Photo Courtesy: PriaVanda Chouhan
For South Asians, the need for good food is in our blood. The ability to make it from scratch, on the other hand, is a learned skill—one that’s not exactly rocket science but often feels like one. Just ask chef and owner of the Desi Galli eateries in New York City, PriaVanda Chouhan. Not too long ago, Pria admits, she struggled to make a good cup of chai in her pre-marital days. But her love for good Indian soul food drove her to get cookin’. Little did she know, her newly learned skill and natural-born entrepreneurial spirit would soon have some of the top food publications, like Bon Apétit and Zagat, wanting a taste of her creative dishes. For Kama’s second “She’s the Boss” spotlight (read the first one here!), we sat down with this longtime foodie to learn how she went from managing a regional sales team for a fashion brand to founding two popular eateries and catering for Madonna in less than five years.
New York, NY
“Desi Galli [makes] fresh Indian street food and is the home of the first gluten-free kathi roll and [our newest signature dish], Desi Poutine. I created this restaurant to satisfy the Desi hankering for Indian soul food. Though my father warned my husband-to-be that I couldn’t cook, I soon taught myself to make not only my mother’s recipes but also my husband’s family favorites. After a lot of trial and error, my husband Vishal was impressed and pushed me to open a restaurant. Desi Galli has been open since May 2012. A recent milestone is the opening of our second location in the East Village [this past year].”
“The smile I see on customers’ faces when they love my food is the most rewarding thing about being an entrepreneur. I really enjoy feeding people and want my clientele to be reminded of their parents’ cooking and home. It was a dream come true when we catered for Madonna’s team while she was on her Rebel Heart tour in NYC.”
A Day in the Life:
“I wake up around 7 a.m. and have masala chai. I think about going to the gym, but that rarely happens. [Then, I] check emails until 10 a.m. and get ready to head to one of the locations. Once I arrive, I check if all the prep has been done and have a team meeting to organize our day. Then, I talk to customers and ensure food is to my standards…My day normally ends around 10 p.m. unless we have an event.

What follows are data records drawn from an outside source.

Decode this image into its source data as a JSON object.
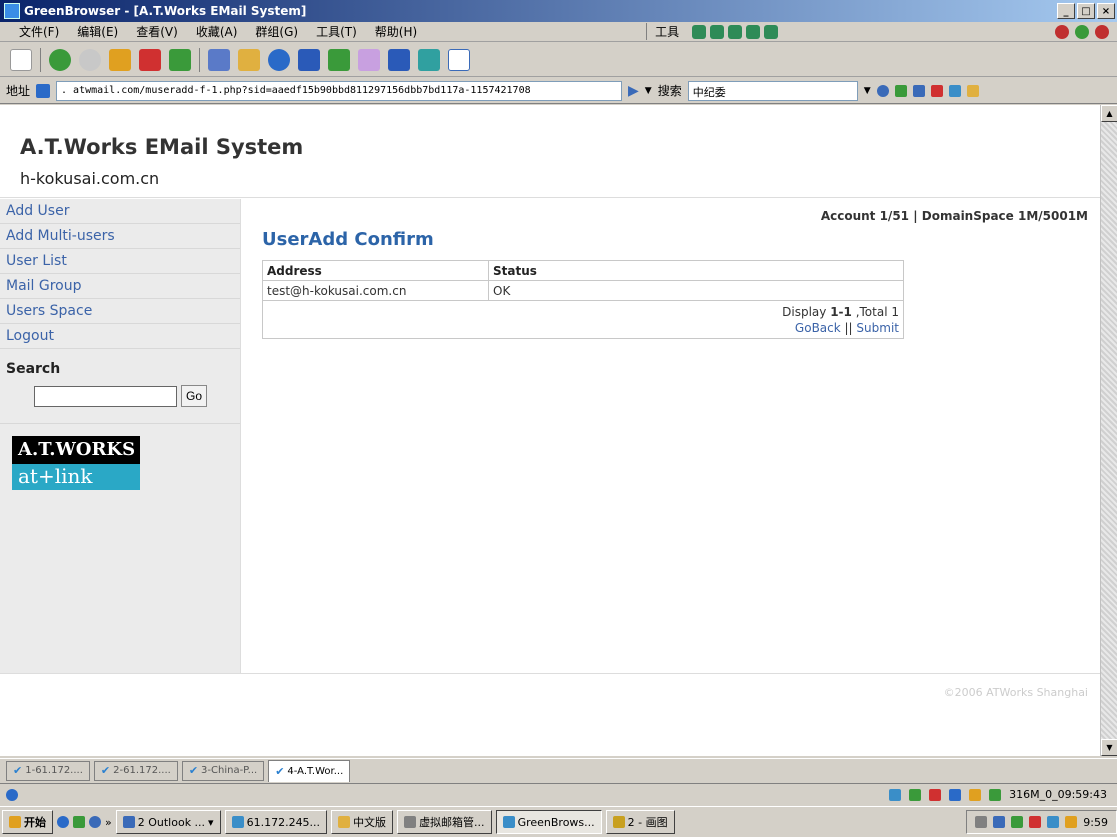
{
  "window": {
    "title": "GreenBrowser - [A.T.Works EMail System]",
    "min": "_",
    "max": "□",
    "close": "×"
  },
  "menu": [
    "文件(F)",
    "编辑(E)",
    "查看(V)",
    "收藏(A)",
    "群组(G)",
    "工具(T)",
    "帮助(H)"
  ],
  "menu_tools_label": "工具",
  "address": {
    "label": "地址",
    "url": ". atwmail.com/museradd-f-1.php?sid=aaedf15b90bbd811297156dbb7bd117a-1157421708",
    "search_label": "搜索",
    "search_value": "中纪委"
  },
  "page": {
    "site_title": "A.T.Works EMail System",
    "site_domain": "h-kokusai.com.cn",
    "account_info": "Account 1/51 | DomainSpace 1M/5001M",
    "main_title": "UserAdd Confirm",
    "footer": "©2006 ATWorks Shanghai"
  },
  "sidebar": {
    "items": [
      {
        "label": "Add User"
      },
      {
        "label": "Add Multi-users"
      },
      {
        "label": "User List"
      },
      {
        "label": "Mail Group"
      },
      {
        "label": "Users Space"
      },
      {
        "label": "Logout"
      }
    ],
    "search_title": "Search",
    "go_label": "Go",
    "logo_top": "A.T.WORKS",
    "logo_bottom": "at+link"
  },
  "table": {
    "headers": [
      "Address",
      "Status"
    ],
    "rows": [
      [
        "test@h-kokusai.com.cn",
        "OK"
      ]
    ],
    "display_prefix": "Display ",
    "display_range": "1-1",
    "display_suffix": " ,Total 1",
    "goback": "GoBack",
    "sep": " || ",
    "submit": "Submit"
  },
  "tabs": [
    {
      "label": "1-61.172...."
    },
    {
      "label": "2-61.172...."
    },
    {
      "label": "3-China-P..."
    },
    {
      "label": "4-A.T.Wor..."
    }
  ],
  "status_right": "316M_0_09:59:43",
  "taskbar": {
    "start": "开始",
    "items": [
      {
        "label": "2 Outlook ..."
      },
      {
        "label": "61.172.245..."
      },
      {
        "label": "中文版"
      },
      {
        "label": "虚拟邮箱管..."
      },
      {
        "label": "GreenBrows..."
      },
      {
        "label": "2 - 画图"
      }
    ],
    "clock": "9:59"
  },
  "colors": {
    "link": "#3b63a8",
    "title_blue": "#2c64a8",
    "logo_cyan": "#2aa8c6"
  }
}
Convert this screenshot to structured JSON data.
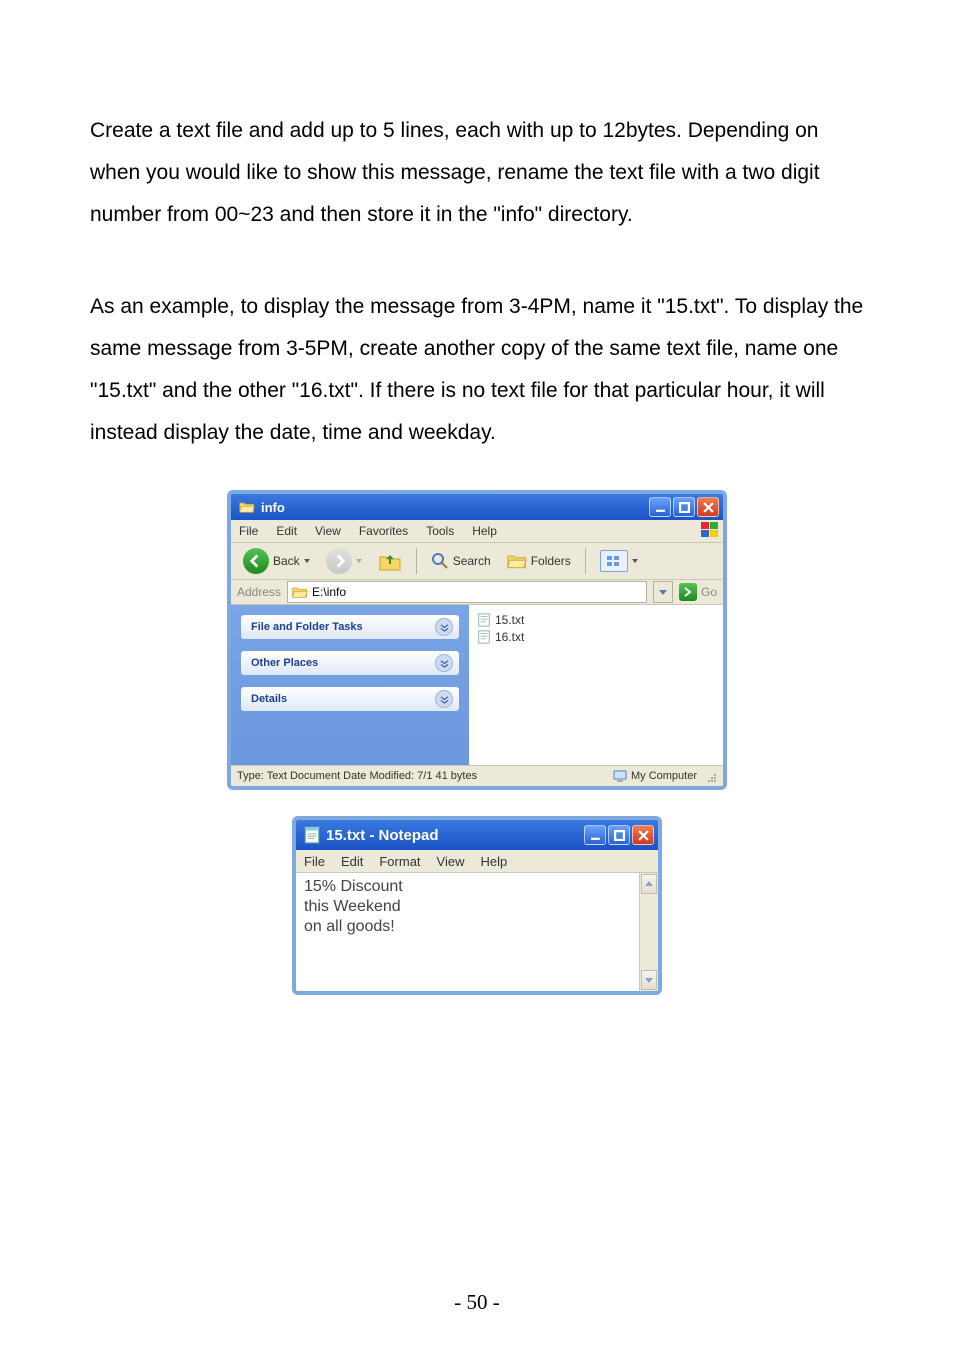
{
  "body": {
    "p1": "Create a text file and add up to 5 lines, each with up to 12bytes. Depending on when you would like to show this message, rename the text file with a two digit number from 00~23 and then store it in the \"info\" directory.",
    "p2": "As an example, to display the message from 3-4PM, name it \"15.txt\". To display the same message from 3-5PM, create another copy of the same text file, name one \"15.txt\" and the other \"16.txt\". If there is no text file for that particular hour, it will instead display the date, time and weekday."
  },
  "explorer": {
    "title": "info",
    "menu": {
      "file": "File",
      "edit": "Edit",
      "view": "View",
      "favorites": "Favorites",
      "tools": "Tools",
      "help": "Help"
    },
    "toolbar": {
      "back": "Back",
      "search": "Search",
      "folders": "Folders"
    },
    "address": {
      "label": "Address",
      "path": "E:\\info",
      "go": "Go"
    },
    "tasks": {
      "t1": "File and Folder Tasks",
      "t2": "Other Places",
      "t3": "Details"
    },
    "files": [
      "15.txt",
      "16.txt"
    ],
    "status": {
      "left": "Type: Text Document Date Modified: 7/1 41 bytes",
      "right": "My Computer"
    }
  },
  "notepad": {
    "title": "15.txt - Notepad",
    "menu": {
      "file": "File",
      "edit": "Edit",
      "format": "Format",
      "view": "View",
      "help": "Help"
    },
    "content": "15% Discount\nthis Weekend\non all goods!"
  },
  "page_number": "- 50 -"
}
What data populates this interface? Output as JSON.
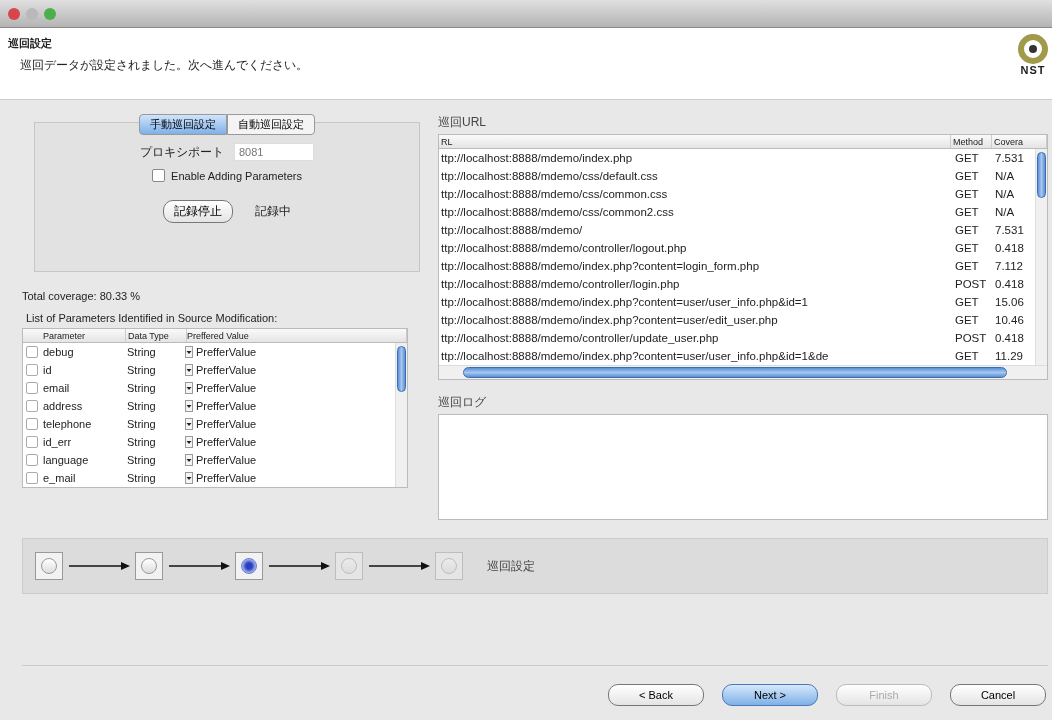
{
  "window": {
    "title_bar_buttons": [
      {
        "kind": "close"
      },
      {
        "kind": "minimize"
      },
      {
        "kind": "zoom"
      }
    ]
  },
  "header": {
    "title": "巡回設定",
    "message": "巡回データが設定されました。次へ進んでください。",
    "logo_text": "NST"
  },
  "tabs": [
    {
      "label": "手動巡回設定",
      "selected": true
    },
    {
      "label": "自動巡回設定",
      "selected": false
    }
  ],
  "proxy": {
    "label": "プロキシポート",
    "value": "8081"
  },
  "enable_params": {
    "label": "Enable Adding Parameters",
    "checked": false
  },
  "record": {
    "button": "記録停止",
    "status": "記録中"
  },
  "total_coverage": "Total coverage: 80.33 %",
  "params_label": "List of Parameters Identified in Source Modification:",
  "params_table": {
    "columns": [
      "Parameter",
      "Data Type",
      "Preffered Value"
    ],
    "rows": [
      {
        "checked": false,
        "name": "debug",
        "type": "String",
        "value": "PrefferValue"
      },
      {
        "checked": false,
        "name": "id",
        "type": "String",
        "value": "PrefferValue"
      },
      {
        "checked": false,
        "name": "email",
        "type": "String",
        "value": "PrefferValue"
      },
      {
        "checked": false,
        "name": "address",
        "type": "String",
        "value": "PrefferValue"
      },
      {
        "checked": false,
        "name": "telephone",
        "type": "String",
        "value": "PrefferValue"
      },
      {
        "checked": false,
        "name": "id_err",
        "type": "String",
        "value": "PrefferValue"
      },
      {
        "checked": false,
        "name": "language",
        "type": "String",
        "value": "PrefferValue"
      },
      {
        "checked": false,
        "name": "e_mail",
        "type": "String",
        "value": "PrefferValue"
      }
    ]
  },
  "url_label": "巡回URL",
  "url_table": {
    "columns": [
      "RL",
      "Method",
      "Covera"
    ],
    "rows": [
      [
        "ttp://localhost:8888/mdemo/index.php",
        "GET",
        "7.531"
      ],
      [
        "ttp://localhost:8888/mdemo/css/default.css",
        "GET",
        "N/A"
      ],
      [
        "ttp://localhost:8888/mdemo/css/common.css",
        "GET",
        "N/A"
      ],
      [
        "ttp://localhost:8888/mdemo/css/common2.css",
        "GET",
        "N/A"
      ],
      [
        "ttp://localhost:8888/mdemo/",
        "GET",
        "7.531"
      ],
      [
        "ttp://localhost:8888/mdemo/controller/logout.php",
        "GET",
        "0.418"
      ],
      [
        "ttp://localhost:8888/mdemo/index.php?content=login_form.php",
        "GET",
        "7.112"
      ],
      [
        "ttp://localhost:8888/mdemo/controller/login.php",
        "POST",
        "0.418"
      ],
      [
        "ttp://localhost:8888/mdemo/index.php?content=user/user_info.php&id=1",
        "GET",
        "15.06"
      ],
      [
        "ttp://localhost:8888/mdemo/index.php?content=user/edit_user.php",
        "GET",
        "10.46"
      ],
      [
        "ttp://localhost:8888/mdemo/controller/update_user.php",
        "POST",
        "0.418"
      ],
      [
        "ttp://localhost:8888/mdemo/index.php?content=user/user_info.php&id=1&de",
        "GET",
        "11.29"
      ]
    ]
  },
  "log_label": "巡回ログ",
  "steps": [
    {
      "selected": false,
      "disabled": false
    },
    {
      "selected": false,
      "disabled": false
    },
    {
      "selected": true,
      "disabled": false
    },
    {
      "selected": false,
      "disabled": true
    },
    {
      "selected": false,
      "disabled": true
    }
  ],
  "step_label": "巡回設定",
  "buttons": [
    {
      "label": "< Back",
      "default": false,
      "disabled": false
    },
    {
      "label": "Next >",
      "default": true,
      "disabled": false
    },
    {
      "label": "Finish",
      "default": false,
      "disabled": true
    },
    {
      "label": "Cancel",
      "default": false,
      "disabled": false
    }
  ]
}
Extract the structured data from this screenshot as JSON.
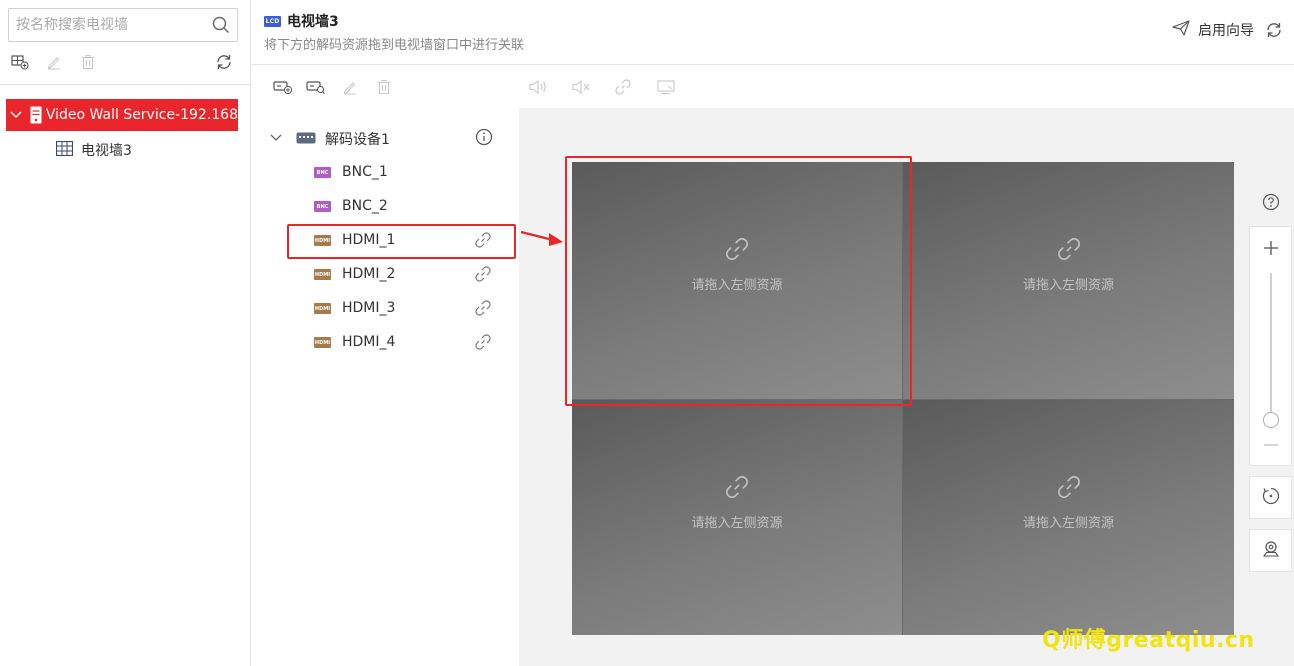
{
  "left_panel": {
    "search": {
      "placeholder": "按名称搜索电视墙",
      "value": ""
    },
    "tree": {
      "root_label": "Video Wall Service-192.168",
      "child_label": "电视墙3"
    }
  },
  "header": {
    "title": "电视墙3",
    "title_icon_text": "LCD",
    "subtitle": "将下方的解码资源拖到电视墙窗口中进行关联",
    "wizard_label": "启用向导"
  },
  "device_tree": {
    "device_label": "解码设备1",
    "channels": [
      {
        "label": "BNC_1",
        "type": "bnc",
        "icon_text": "BNC",
        "linkable": false
      },
      {
        "label": "BNC_2",
        "type": "bnc",
        "icon_text": "BNC",
        "linkable": false
      },
      {
        "label": "HDMI_1",
        "type": "hdmi",
        "icon_text": "HDMI",
        "linkable": true
      },
      {
        "label": "HDMI_2",
        "type": "hdmi",
        "icon_text": "HDMI",
        "linkable": true
      },
      {
        "label": "HDMI_3",
        "type": "hdmi",
        "icon_text": "HDMI",
        "linkable": true
      },
      {
        "label": "HDMI_4",
        "type": "hdmi",
        "icon_text": "HDMI",
        "linkable": true
      }
    ]
  },
  "wall": {
    "screens": [
      {
        "hint": "请拖入左侧资源"
      },
      {
        "hint": "请拖入左侧资源"
      },
      {
        "hint": "请拖入左侧资源"
      },
      {
        "hint": "请拖入左侧资源"
      }
    ]
  },
  "watermark": "Q师傅greatqiu.cn",
  "colors": {
    "accent_red": "#e8262b",
    "lcd_blue": "#3d5fd6",
    "bnc_purple": "#b05dc4",
    "hdmi_brown": "#a77a4c",
    "watermark_yellow": "#f2e312"
  },
  "icons": [
    "search-icon",
    "add-wall-icon",
    "edit-icon",
    "delete-icon",
    "refresh-icon",
    "chevron-down-icon",
    "server-icon",
    "grid-icon",
    "send-icon",
    "add-device-icon",
    "search-device-icon",
    "volume-icon",
    "mute-icon",
    "link-icon",
    "screen-icon",
    "decoder-icon",
    "info-icon",
    "help-icon",
    "zoom-in-icon",
    "zoom-out-icon",
    "rotate-icon",
    "locate-icon"
  ]
}
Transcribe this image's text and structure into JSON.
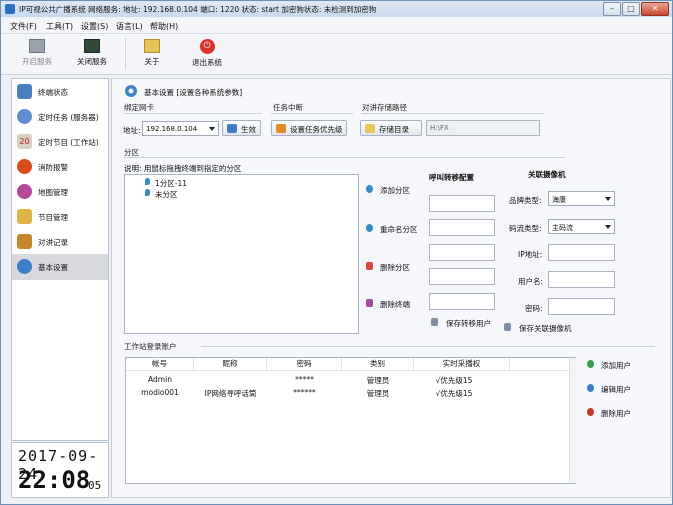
{
  "window": {
    "title": "IP可视公共广播系统 网络服务: 地址: 192.168.0.104 端口: 1220 状态: start   加密狗状态: 未检测到加密狗",
    "controls": {
      "minimize": "–",
      "maximize": "□",
      "close": "✕"
    }
  },
  "menu": [
    {
      "label": "文件(F)"
    },
    {
      "label": "工具(T)"
    },
    {
      "label": "设置(S)"
    },
    {
      "label": "语言(L)"
    },
    {
      "label": "帮助(H)"
    }
  ],
  "toolbar": [
    {
      "label": "开启服务",
      "icon": "monitor-icon",
      "enabled": false
    },
    {
      "label": "关闭服务",
      "icon": "server-stop-icon",
      "enabled": true
    },
    {
      "label": "关于",
      "icon": "folder-icon",
      "enabled": true
    },
    {
      "label": "退出系统",
      "icon": "power-icon",
      "enabled": true
    }
  ],
  "sidebar": [
    {
      "label": "终端状态",
      "icon": "terminal-icon",
      "color": "#4a7fc0"
    },
    {
      "label": "定时任务 (服务器)",
      "icon": "clock-icon",
      "color": "#5b8fd1"
    },
    {
      "label": "定时节目 (工作站)",
      "icon": "calendar-icon",
      "color": "#d9d0c2"
    },
    {
      "label": "消防报警",
      "icon": "fire-icon",
      "color": "#d94a1c"
    },
    {
      "label": "地图管理",
      "icon": "map-icon",
      "color": "#b04a9a"
    },
    {
      "label": "节目管理",
      "icon": "edit-icon",
      "color": "#e0b447"
    },
    {
      "label": "对讲记录",
      "icon": "book-icon",
      "color": "#c9862d"
    },
    {
      "label": "基本设置",
      "icon": "gear-icon",
      "color": "#3f7fc9",
      "selected": true
    }
  ],
  "clock": {
    "date": "2017-09-24",
    "time": "22:08",
    "seconds": "05"
  },
  "page": {
    "title": "基本设置 [设置各种系统参数]",
    "bind_nic": {
      "group_label": "绑定网卡",
      "address_label": "地址:",
      "address_value": "192.168.0.104",
      "apply_button": "生效"
    },
    "task_interrupt": {
      "group_label": "任务中断",
      "button": "设置任务优先级"
    },
    "intercom_path": {
      "group_label": "对讲存储路径",
      "button": "存储目录",
      "path": "H:\\FX"
    },
    "zones": {
      "group_label": "分区",
      "hint": "说明: 用鼠标拖拽终端到指定的分区",
      "tree": [
        "1分区-11",
        "未分区"
      ],
      "actions": [
        "添加分区",
        "重命名分区",
        "删除分区",
        "删除终端"
      ]
    },
    "call_forward": {
      "label": "呼叫转移配置",
      "save": "保存转移用户"
    },
    "camera": {
      "label": "关联摄像机",
      "brand_label": "品牌类型:",
      "brand_value": "海康",
      "stream_label": "码流类型:",
      "stream_value": "主码流",
      "ip_label": "IP地址:",
      "user_label": "用户名:",
      "password_label": "密码:",
      "save": "保存关联摄像机"
    },
    "accounts": {
      "group_label": "工作站登录账户",
      "columns": [
        "帐号",
        "昵称",
        "密码",
        "类别",
        "实时采播权"
      ],
      "rows": [
        [
          "Admin",
          "",
          "*****",
          "管理员",
          "√优先级15"
        ],
        [
          "modio001",
          "IP网络寻呼话筒",
          "******",
          "管理员",
          "√优先级15"
        ]
      ],
      "actions": [
        "添加用户",
        "编辑用户",
        "删除用户"
      ]
    }
  }
}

“It is hard to balance a work/ home life as an entrepreneur. I felt so guilty for not spending time at home. A work/home balance will come after a few years. [In the meantime]I always schedule a mini-vacation every quarter to refresh myself.”
“I have been obsessed with clothes and creating since I could remember. My mother taught me to sew at young age, and then I studied fashion design [in hopes of becoming a fashion designer].
“My last job in my past life was a regional sales manager for a Canadian fashion company Buffalo, David Bitton. My territory had 22 locations and 250 employees. I [also] used to have a stationary company, self-titled PriaVanda. The line was all hand-woven with satin ribbons. It was a growing business, but when the restaurant opened I needed to focus all my attention on this new venture.
“My parents inspired my entrepreneurial start. They came to Canada in 1973 with very little. My mother worked as a seamstress during the day and my father as a welder during the night. We always had a parent at home, but they were never together. They saved enough to buy their first convenience store when I was 12, then a hotel. I witnessed them work 7 days a week to secure our financial future. I always remind myself that if my parents came to Canada without knowing the language and without education, I should do even better than them.”
“My husband is my rock. I was very nervous to open a restaurant in the middle of New York City. We were gambling our nest egg. He advised me to give it my 1000% to make it a success and, if I did, we could not fail.”
The Success Manual:
“Do not be afraid to ask for help and knowledge. I always seek a network of restaurateurs. I do not see them as competition but as a pool of knowledge. [And] put on red lipstick. I can be wearing no makeup, but with red lips, my face lights up, and I feel confident.”
“She’s the Boss” is a weekly profile series by Kama that highlights the achievements of professional South Asian women.